→ **MATERIAL SUPPLIED**:
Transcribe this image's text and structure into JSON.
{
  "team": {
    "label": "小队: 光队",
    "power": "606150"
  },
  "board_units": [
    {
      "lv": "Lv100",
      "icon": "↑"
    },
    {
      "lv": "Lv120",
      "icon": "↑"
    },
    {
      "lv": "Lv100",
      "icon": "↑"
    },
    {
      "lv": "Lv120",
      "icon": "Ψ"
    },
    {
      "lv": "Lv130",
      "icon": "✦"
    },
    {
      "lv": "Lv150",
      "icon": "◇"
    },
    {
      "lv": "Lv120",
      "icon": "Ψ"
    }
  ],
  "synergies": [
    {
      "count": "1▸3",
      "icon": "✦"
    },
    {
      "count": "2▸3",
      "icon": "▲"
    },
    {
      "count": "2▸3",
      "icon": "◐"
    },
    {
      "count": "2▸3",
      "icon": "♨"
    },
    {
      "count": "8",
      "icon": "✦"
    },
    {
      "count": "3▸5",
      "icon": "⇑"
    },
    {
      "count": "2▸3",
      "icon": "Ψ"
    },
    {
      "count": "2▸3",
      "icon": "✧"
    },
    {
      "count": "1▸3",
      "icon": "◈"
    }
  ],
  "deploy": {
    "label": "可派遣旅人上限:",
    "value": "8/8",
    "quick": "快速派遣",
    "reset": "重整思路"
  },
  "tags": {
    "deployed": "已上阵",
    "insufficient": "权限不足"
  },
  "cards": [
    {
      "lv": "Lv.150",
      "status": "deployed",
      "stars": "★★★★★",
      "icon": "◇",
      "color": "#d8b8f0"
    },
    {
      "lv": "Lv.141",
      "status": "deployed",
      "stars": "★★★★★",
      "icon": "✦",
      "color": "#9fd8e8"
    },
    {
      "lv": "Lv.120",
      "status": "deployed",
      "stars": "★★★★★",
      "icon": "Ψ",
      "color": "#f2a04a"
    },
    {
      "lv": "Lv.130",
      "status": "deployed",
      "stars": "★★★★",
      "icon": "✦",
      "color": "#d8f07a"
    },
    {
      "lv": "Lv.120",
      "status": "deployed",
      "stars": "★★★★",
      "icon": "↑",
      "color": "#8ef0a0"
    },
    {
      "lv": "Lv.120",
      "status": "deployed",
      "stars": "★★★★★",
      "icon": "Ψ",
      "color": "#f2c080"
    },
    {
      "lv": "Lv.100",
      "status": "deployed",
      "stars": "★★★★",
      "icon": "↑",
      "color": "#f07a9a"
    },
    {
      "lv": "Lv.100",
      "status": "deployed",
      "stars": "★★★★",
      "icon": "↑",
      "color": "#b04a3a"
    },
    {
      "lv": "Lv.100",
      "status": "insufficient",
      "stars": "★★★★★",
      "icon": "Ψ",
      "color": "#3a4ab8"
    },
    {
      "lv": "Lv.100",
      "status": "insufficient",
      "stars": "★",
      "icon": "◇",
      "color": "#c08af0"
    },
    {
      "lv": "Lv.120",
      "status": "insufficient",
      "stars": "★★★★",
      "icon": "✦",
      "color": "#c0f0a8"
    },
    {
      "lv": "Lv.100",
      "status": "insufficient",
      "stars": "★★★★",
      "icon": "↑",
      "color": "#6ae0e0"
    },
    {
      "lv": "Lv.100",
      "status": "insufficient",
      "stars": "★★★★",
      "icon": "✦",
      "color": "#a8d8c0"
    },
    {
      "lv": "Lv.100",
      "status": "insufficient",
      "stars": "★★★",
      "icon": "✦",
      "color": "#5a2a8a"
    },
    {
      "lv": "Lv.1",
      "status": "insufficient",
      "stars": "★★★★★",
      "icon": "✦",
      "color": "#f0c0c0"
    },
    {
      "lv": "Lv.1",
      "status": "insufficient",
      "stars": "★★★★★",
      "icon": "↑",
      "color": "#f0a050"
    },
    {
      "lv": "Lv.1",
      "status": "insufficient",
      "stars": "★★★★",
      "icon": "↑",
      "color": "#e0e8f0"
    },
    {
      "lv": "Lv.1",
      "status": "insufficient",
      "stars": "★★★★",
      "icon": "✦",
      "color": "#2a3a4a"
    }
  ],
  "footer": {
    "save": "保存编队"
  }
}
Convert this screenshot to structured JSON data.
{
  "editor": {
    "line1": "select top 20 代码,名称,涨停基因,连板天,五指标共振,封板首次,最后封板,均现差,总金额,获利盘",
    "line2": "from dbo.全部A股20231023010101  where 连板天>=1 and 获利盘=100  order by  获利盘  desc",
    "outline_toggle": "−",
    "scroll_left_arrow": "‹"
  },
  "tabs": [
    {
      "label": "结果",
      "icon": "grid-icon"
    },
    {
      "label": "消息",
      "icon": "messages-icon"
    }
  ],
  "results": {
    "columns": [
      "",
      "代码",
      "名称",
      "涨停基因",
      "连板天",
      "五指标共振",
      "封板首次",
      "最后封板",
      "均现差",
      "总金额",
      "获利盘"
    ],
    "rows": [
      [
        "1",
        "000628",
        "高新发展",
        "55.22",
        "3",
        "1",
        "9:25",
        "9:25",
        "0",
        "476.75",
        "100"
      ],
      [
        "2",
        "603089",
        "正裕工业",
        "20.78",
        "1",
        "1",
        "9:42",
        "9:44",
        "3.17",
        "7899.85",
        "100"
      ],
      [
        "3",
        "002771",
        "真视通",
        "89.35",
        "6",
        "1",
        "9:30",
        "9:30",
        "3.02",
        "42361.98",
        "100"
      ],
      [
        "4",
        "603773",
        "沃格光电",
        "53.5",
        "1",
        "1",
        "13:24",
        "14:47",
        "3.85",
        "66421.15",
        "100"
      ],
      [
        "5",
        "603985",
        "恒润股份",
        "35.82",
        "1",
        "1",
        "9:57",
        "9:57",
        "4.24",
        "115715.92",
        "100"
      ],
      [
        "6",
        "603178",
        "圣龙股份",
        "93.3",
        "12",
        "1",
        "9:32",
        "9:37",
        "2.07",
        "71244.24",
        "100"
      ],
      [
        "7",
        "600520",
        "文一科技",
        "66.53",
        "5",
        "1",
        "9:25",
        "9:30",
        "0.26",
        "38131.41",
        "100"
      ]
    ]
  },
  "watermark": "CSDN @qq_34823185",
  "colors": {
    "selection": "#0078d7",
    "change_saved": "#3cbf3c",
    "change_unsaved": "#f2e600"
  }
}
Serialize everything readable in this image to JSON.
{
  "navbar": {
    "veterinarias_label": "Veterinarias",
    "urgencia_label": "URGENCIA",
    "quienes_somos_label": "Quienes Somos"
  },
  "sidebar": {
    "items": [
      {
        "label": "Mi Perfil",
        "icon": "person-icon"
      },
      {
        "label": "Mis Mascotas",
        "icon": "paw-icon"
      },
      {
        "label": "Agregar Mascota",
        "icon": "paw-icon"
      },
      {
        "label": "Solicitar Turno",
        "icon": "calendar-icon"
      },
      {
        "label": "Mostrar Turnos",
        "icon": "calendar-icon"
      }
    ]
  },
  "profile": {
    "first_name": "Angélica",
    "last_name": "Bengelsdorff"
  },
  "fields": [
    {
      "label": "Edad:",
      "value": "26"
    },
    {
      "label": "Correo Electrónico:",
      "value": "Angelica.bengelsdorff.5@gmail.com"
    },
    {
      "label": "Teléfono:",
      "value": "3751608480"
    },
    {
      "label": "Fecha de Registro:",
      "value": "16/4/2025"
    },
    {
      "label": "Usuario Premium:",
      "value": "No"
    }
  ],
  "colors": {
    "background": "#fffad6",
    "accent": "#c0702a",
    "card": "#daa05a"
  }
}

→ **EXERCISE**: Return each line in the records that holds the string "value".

→ **FINISHED TASK**:
    "value": "8/8",
      "value": "26"
      "value": "Angelica.bengelsdorff.5@gmail.com"
      "value": "3751608480"
      "value": "16/4/2025"
      "value": "No"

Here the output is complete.